Merkle versus Verkle proofs
The Verkle trees that will replace today’s Merkle tree as a way to store state in an Ethereum node will allow for smaller proofs needed to verify that a piece of state is included on chain. These smaller proofs can propagate the network much faster, and will enable stateless clients, i.e. nodes that don't store state, thus requiring less memory usage, as well as fewer disk and I/O resources.
The path to stateless clients
With the proposed transition to Verkle trees, witness sizes will decrease in size by a factor of over 20, allowing for stateless clients that safely interact with the network. Using a multiproof scheme first described by Dankrad Feist, the Verkle tree's content can be verified with a single proof that proves all parent-child relationships, instead of providing all the sibling nodes’ hashes up to the root.
Although not yet formalized in an EIP, the proposal is widely accepted in the Ethereum community and is likely to be included in a hard fork after the Merge. The roadmap describes a transition phase during which the final switch from Merkle to Verkle tree will occur. While the specific transition process has not yet been decided on, the community is deliberating between several possible solutions.

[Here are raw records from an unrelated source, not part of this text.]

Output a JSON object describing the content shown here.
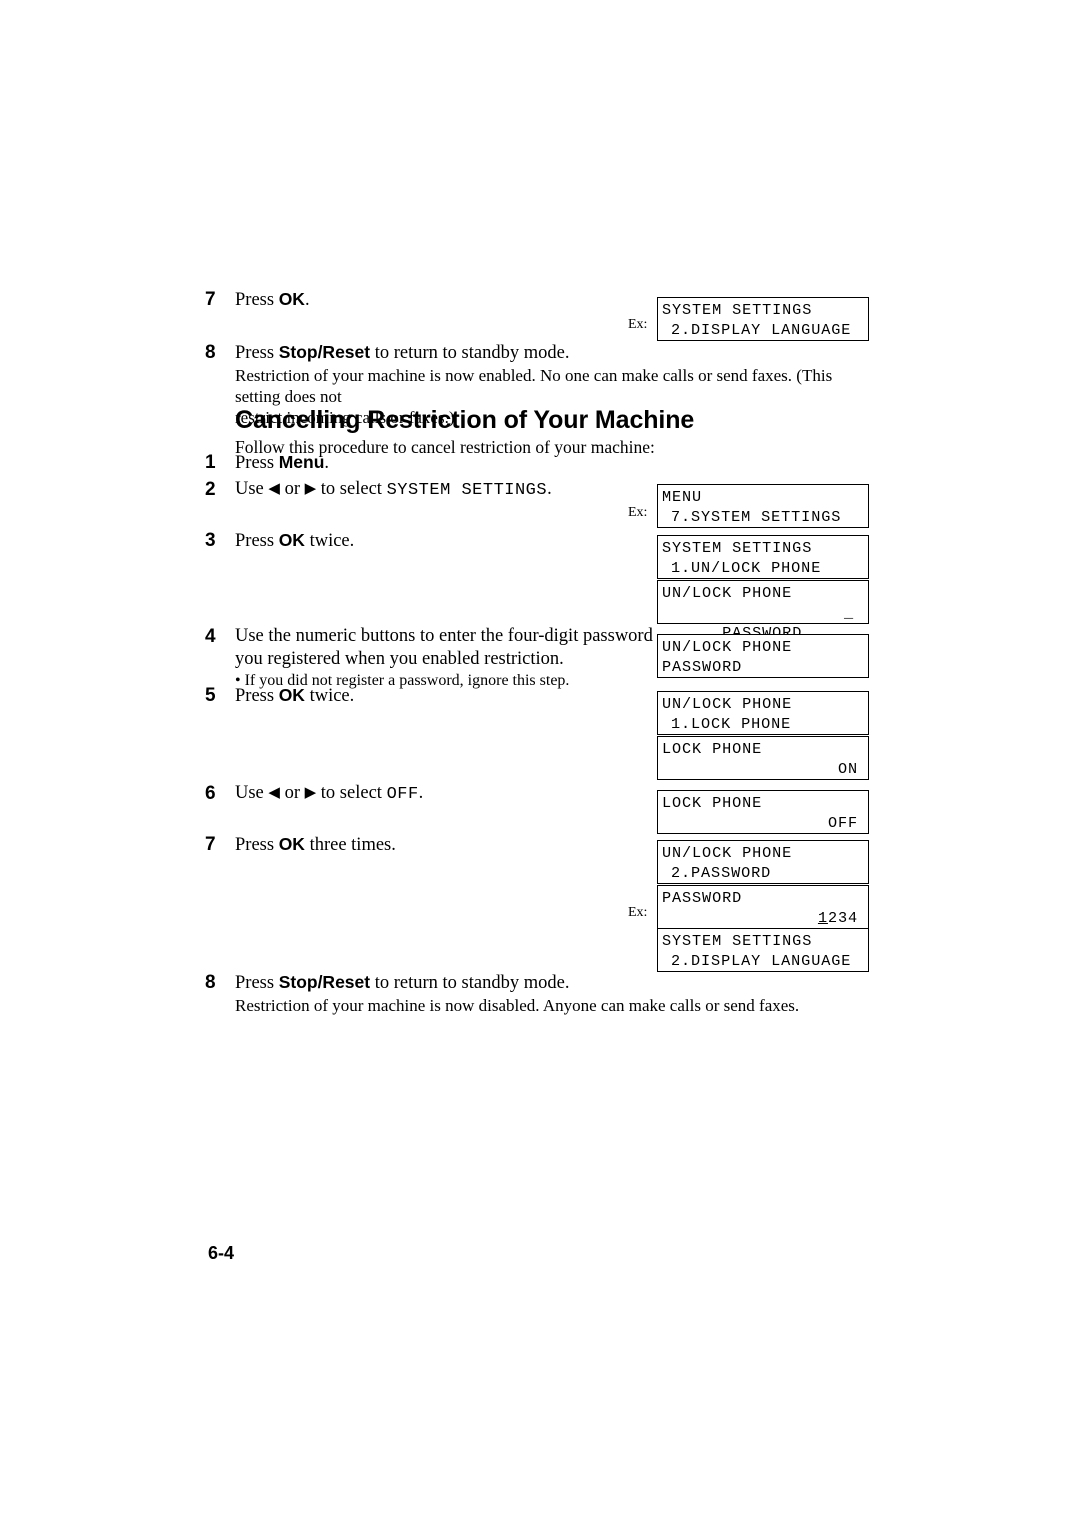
{
  "document": {
    "page_number": "6-4",
    "section_heading": "Cancelling Restriction of Your Machine",
    "section_intro": "Follow this procedure to cancel restriction of your machine:",
    "ex_label": "Ex:"
  },
  "top_steps": [
    {
      "number": "7",
      "text_before": "Press ",
      "key": "OK",
      "text_after": "."
    },
    {
      "number": "8",
      "text_before": "Press ",
      "key": "Stop/Reset",
      "text_after": " to return to standby mode.",
      "note_line1": "Restriction of your machine is now enabled. No one can make calls or send faxes. (This setting does not",
      "note_line2": "restrict incoming calls or faxes.)"
    }
  ],
  "cancel_steps": [
    {
      "number": "1",
      "text_before": "Press ",
      "key": "Menu",
      "text_after": "."
    },
    {
      "number": "2",
      "use_label": "Use",
      "left_arrow": "◀",
      "or_label": "or",
      "right_arrow": "▶",
      "select_label": "to select",
      "target": "SYSTEM SETTINGS",
      "period": "."
    },
    {
      "number": "3",
      "text_before": "Press ",
      "key": "OK",
      "text_after": " twice."
    },
    {
      "number": "4",
      "line1": "Use the numeric buttons to enter the four-digit password",
      "line2": "you registered when you enabled restriction.",
      "bullet": "• If you did not register a password, ignore this step."
    },
    {
      "number": "5",
      "text_before": "Press ",
      "key": "OK",
      "text_after": " twice."
    },
    {
      "number": "6",
      "use_label": "Use",
      "left_arrow": "◀",
      "or_label": "or",
      "right_arrow": "▶",
      "select_label": "to select",
      "target": "OFF",
      "period": "."
    },
    {
      "number": "7",
      "text_before": "Press ",
      "key": "OK",
      "text_after": " three times."
    },
    {
      "number": "8",
      "text_before": "Press ",
      "key": "Stop/Reset",
      "text_after": " to return to standby mode.",
      "note_line1": "Restriction of your machine is now disabled. Anyone can make calls or send faxes."
    }
  ],
  "lcd_screens": [
    {
      "id": "lcd-system-settings-display-language-top",
      "line1": "SYSTEM SETTINGS",
      "line2": "2.DISPLAY LANGUAGE",
      "has_ex": true
    },
    {
      "id": "lcd-menu-system-settings",
      "line1": "MENU",
      "line2": "7.SYSTEM SETTINGS",
      "has_ex": true
    },
    {
      "id": "lcd-system-settings-unlock-phone",
      "line1": "SYSTEM SETTINGS",
      "line2": "1.UN/LOCK PHONE",
      "has_ex": false
    },
    {
      "id": "lcd-unlock-phone-password-cursor",
      "line1": "UN/LOCK PHONE",
      "line2": "PASSWORD",
      "line2_right": "_",
      "has_ex": false
    },
    {
      "id": "lcd-unlock-phone-password",
      "line1": "UN/LOCK PHONE",
      "line2": "PASSWORD",
      "has_ex": false
    },
    {
      "id": "lcd-unlock-phone-lock-phone",
      "line1": "UN/LOCK PHONE",
      "line2": "1.LOCK PHONE",
      "has_ex": false
    },
    {
      "id": "lcd-lock-phone-on",
      "line1": "LOCK PHONE",
      "line2_right": "ON",
      "has_ex": false
    },
    {
      "id": "lcd-lock-phone-off",
      "line1": "LOCK PHONE",
      "line2_right": "OFF",
      "has_ex": false
    },
    {
      "id": "lcd-unlock-phone-password-menu",
      "line1": "UN/LOCK PHONE",
      "line2": "2.PASSWORD",
      "has_ex": false
    },
    {
      "id": "lcd-password-1234",
      "line1": "PASSWORD",
      "cursor_digit": "1",
      "rest_digits": "234",
      "has_ex": true
    },
    {
      "id": "lcd-system-settings-display-language-bottom",
      "line1": "SYSTEM SETTINGS",
      "line2": "2.DISPLAY LANGUAGE",
      "has_ex": false
    }
  ]
}
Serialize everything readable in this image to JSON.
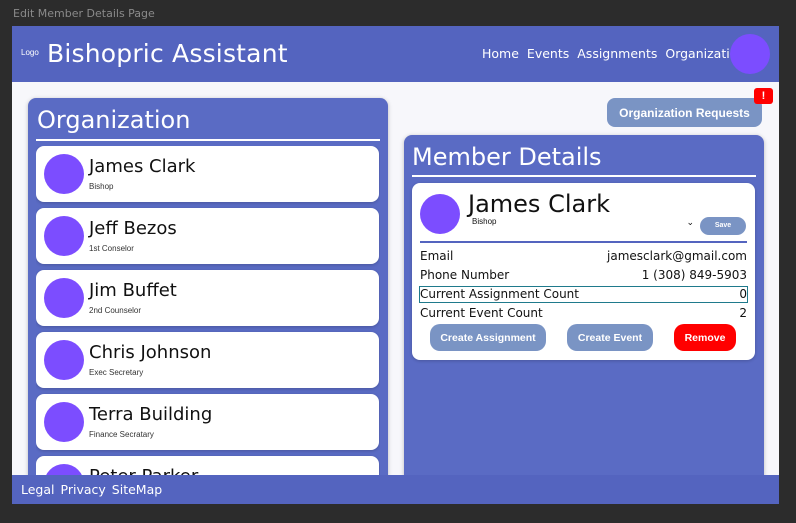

A team at Nethermind has been developing and testing the implementation in our Ethereum client, working closely with other client developers to ensure consensus. We have also contributed to a shared Rust library handling common operations and cryptography related to Verkle trees.